*WHAT TO DO*.
Word for word, give the data again without its pictures.

** SOURCE DATA follows **

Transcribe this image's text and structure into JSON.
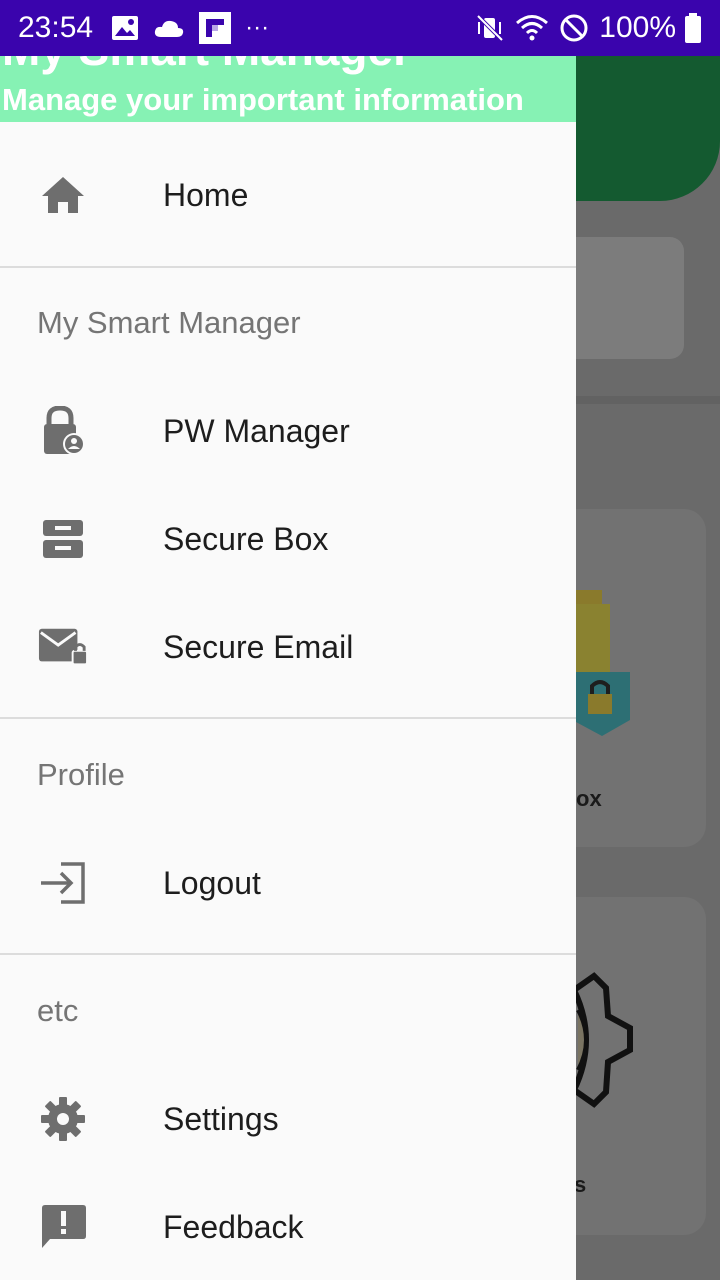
{
  "status_bar": {
    "time": "23:54",
    "battery": "100%",
    "left_icons": [
      "image-icon",
      "cloud-icon",
      "flipboard-icon",
      "more-dots-icon"
    ],
    "right_icons": [
      "vibrate-mute-icon",
      "wifi-icon",
      "do-not-disturb-icon",
      "battery-icon"
    ],
    "overflow_dots": "···"
  },
  "drawer": {
    "header": {
      "title": "My Smart Manager",
      "subtitle": "Manage your important information"
    },
    "items": {
      "home": {
        "label": "Home",
        "icon": "home-icon"
      },
      "pw_manager": {
        "label": "PW Manager",
        "icon": "lock-person-icon"
      },
      "secure_box": {
        "label": "Secure Box",
        "icon": "inbox-tray-icon"
      },
      "secure_email": {
        "label": "Secure Email",
        "icon": "mail-lock-icon"
      },
      "logout": {
        "label": "Logout",
        "icon": "logout-icon"
      },
      "settings": {
        "label": "Settings",
        "icon": "gear-icon"
      },
      "feedback": {
        "label": "Feedback",
        "icon": "feedback-icon"
      }
    },
    "sections": {
      "my_smart_manager": "My Smart Manager",
      "profile": "Profile",
      "etc": "etc"
    }
  },
  "background": {
    "card_box_label": "ox",
    "card_settings_label": "s"
  },
  "colors": {
    "status_bar": "#3a04ad",
    "drawer_header": "#86f2b4",
    "background_green": "#145a30",
    "icon_gray": "#6e6e6e"
  }
}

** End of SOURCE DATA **

*RESULT FOR THIS EXERCISE*.
Transcribe this image's text and structure into JSON.
{
  "status_bar": {
    "time": "23:54",
    "battery": "100%",
    "left_icons": [
      "image-icon",
      "cloud-icon",
      "flipboard-icon",
      "more-dots-icon"
    ],
    "right_icons": [
      "vibrate-mute-icon",
      "wifi-icon",
      "do-not-disturb-icon",
      "battery-icon"
    ],
    "overflow_dots": "···"
  },
  "drawer": {
    "header": {
      "title": "My Smart Manager",
      "subtitle": "Manage your important information"
    },
    "items": {
      "home": {
        "label": "Home",
        "icon": "home-icon"
      },
      "pw_manager": {
        "label": "PW Manager",
        "icon": "lock-person-icon"
      },
      "secure_box": {
        "label": "Secure Box",
        "icon": "inbox-tray-icon"
      },
      "secure_email": {
        "label": "Secure Email",
        "icon": "mail-lock-icon"
      },
      "logout": {
        "label": "Logout",
        "icon": "logout-icon"
      },
      "settings": {
        "label": "Settings",
        "icon": "gear-icon"
      },
      "feedback": {
        "label": "Feedback",
        "icon": "feedback-icon"
      }
    },
    "sections": {
      "my_smart_manager": "My Smart Manager",
      "profile": "Profile",
      "etc": "etc"
    }
  },
  "background": {
    "card_box_label": "ox",
    "card_settings_label": "s"
  },
  "colors": {
    "status_bar": "#3a04ad",
    "drawer_header": "#86f2b4",
    "background_green": "#145a30",
    "icon_gray": "#6e6e6e"
  }
}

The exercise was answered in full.